Toxic chemicals are accumulating in Great Barrier Reef turtles and fish species popular with consumers, according to a new report by Griffith University and the World Wide Fund for Nature Australia.
Griffith researchers have demonstrated that bank and gully erosion contributes more than 90 per cent of sediment loads to the GBR in many catchments.
Great Barrier Reef fish communities feel the affect of 2016 ocean heat wave.
"It's life-changing work that they're doing."
The natural wonder will need more than a modest cash injection to avail itself of its woes.
Scientists have discovered “tree rings” in coral-reef building algae that could show signs of impacts of climate change. The Griffith University team made the find using state-of-the-art techniques in laboratories at the Griffith University Nathan campus, the Australian National University and the Australian Institute of Marine Science. Similar to tree rings, skeletal banding can provide […]

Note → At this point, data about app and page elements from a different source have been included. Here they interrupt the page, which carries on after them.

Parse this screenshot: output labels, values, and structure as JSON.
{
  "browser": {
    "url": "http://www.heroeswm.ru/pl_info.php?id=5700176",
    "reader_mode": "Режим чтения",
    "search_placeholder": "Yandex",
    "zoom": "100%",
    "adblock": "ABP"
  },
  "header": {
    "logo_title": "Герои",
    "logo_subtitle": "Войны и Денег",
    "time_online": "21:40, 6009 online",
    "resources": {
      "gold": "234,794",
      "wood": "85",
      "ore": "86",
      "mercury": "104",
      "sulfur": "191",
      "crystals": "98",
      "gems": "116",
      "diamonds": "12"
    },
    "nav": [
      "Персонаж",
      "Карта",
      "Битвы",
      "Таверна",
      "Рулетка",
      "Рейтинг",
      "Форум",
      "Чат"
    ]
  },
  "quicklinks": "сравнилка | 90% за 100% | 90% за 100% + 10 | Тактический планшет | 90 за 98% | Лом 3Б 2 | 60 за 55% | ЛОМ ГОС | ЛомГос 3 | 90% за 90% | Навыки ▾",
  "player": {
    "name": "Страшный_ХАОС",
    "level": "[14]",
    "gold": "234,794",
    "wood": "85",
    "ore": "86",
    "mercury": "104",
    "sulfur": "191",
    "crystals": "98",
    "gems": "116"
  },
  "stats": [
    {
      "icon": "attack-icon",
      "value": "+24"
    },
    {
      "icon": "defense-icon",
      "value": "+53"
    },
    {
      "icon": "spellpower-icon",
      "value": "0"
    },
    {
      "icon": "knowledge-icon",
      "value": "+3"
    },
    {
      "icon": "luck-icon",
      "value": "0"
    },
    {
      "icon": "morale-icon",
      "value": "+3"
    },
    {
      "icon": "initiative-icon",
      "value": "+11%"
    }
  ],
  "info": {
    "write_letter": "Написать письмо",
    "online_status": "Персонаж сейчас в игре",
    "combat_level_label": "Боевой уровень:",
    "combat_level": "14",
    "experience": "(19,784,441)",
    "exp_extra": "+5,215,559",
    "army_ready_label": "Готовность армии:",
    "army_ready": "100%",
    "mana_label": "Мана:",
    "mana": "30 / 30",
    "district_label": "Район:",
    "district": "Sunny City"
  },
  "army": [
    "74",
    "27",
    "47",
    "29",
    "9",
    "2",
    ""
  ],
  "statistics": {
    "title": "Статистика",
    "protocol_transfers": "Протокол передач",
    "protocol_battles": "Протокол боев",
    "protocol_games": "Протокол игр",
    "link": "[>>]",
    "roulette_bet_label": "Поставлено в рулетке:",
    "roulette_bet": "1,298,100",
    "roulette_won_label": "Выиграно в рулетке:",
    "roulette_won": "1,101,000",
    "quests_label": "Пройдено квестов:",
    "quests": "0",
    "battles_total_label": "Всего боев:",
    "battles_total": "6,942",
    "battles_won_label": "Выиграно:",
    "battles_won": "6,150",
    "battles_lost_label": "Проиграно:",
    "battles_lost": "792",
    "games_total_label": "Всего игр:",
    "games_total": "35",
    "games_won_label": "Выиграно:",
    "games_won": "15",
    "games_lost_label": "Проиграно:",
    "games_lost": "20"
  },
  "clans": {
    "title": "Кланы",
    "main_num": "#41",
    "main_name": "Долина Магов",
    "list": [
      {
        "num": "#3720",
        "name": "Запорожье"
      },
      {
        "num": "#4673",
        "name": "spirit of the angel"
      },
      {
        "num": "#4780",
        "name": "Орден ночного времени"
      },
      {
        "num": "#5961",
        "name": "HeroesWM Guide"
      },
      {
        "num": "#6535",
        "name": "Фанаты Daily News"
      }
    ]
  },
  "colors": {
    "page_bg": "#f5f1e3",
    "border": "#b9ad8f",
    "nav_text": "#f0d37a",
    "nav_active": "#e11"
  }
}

A Griffith University research team have taken out a prestigious 2017 Australian Museum Eureka Prize for their work trying to save the Great Barrier Reef.